#### AVAILABLE RECORDS
----------------

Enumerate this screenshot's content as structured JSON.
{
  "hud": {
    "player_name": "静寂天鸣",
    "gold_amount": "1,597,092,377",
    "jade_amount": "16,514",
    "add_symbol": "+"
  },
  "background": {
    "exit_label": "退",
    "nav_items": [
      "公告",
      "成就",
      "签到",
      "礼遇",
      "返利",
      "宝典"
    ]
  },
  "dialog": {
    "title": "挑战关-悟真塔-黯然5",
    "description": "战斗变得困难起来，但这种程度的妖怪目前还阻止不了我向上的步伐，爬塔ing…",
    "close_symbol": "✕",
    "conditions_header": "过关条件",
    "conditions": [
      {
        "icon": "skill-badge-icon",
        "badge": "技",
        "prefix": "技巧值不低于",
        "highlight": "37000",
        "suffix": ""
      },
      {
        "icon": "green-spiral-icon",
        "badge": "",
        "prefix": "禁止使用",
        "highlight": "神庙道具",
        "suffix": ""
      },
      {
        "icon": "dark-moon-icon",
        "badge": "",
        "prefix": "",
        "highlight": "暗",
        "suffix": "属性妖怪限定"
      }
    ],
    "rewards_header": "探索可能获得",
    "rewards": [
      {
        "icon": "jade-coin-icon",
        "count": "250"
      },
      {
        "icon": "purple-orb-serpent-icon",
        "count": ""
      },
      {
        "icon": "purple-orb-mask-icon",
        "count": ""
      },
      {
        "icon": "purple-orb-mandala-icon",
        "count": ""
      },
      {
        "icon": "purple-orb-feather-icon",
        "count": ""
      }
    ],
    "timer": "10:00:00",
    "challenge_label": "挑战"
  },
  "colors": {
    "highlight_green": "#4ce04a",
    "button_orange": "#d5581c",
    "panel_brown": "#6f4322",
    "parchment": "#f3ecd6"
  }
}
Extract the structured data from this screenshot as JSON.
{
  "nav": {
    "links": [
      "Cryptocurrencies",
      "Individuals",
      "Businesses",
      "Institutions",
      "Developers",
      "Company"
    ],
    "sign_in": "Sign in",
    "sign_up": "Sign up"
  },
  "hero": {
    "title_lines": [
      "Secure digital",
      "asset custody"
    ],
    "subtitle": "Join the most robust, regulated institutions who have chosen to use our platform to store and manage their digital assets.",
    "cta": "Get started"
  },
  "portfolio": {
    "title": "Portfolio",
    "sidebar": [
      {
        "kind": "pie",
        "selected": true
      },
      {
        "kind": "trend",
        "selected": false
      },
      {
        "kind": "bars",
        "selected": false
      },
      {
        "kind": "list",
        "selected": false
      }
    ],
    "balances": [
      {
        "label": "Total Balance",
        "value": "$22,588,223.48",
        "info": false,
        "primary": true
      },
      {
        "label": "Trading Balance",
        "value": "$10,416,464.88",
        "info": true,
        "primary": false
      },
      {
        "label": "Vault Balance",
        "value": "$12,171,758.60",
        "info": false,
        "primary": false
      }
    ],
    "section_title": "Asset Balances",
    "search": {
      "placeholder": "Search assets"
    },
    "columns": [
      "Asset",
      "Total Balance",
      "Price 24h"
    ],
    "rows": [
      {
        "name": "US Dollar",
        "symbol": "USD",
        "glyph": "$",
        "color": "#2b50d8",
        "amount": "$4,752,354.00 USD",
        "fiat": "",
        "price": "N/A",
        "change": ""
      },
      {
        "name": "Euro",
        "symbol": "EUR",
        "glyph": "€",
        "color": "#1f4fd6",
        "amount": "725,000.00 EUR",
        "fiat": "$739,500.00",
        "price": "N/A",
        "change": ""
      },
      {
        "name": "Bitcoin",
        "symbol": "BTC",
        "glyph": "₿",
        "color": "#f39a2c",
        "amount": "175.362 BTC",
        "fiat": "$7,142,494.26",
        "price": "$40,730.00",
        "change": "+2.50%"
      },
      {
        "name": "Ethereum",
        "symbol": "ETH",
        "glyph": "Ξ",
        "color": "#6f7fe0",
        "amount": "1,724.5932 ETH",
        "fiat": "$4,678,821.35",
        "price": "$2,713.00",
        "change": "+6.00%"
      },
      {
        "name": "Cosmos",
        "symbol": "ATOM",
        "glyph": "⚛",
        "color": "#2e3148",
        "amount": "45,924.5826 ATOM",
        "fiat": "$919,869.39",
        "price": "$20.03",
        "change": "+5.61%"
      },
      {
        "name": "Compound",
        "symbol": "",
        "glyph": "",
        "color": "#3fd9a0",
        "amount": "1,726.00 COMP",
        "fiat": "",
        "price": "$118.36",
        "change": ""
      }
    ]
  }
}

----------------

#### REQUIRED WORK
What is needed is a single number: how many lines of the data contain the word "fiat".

#### COMPLETED EXERCISE
6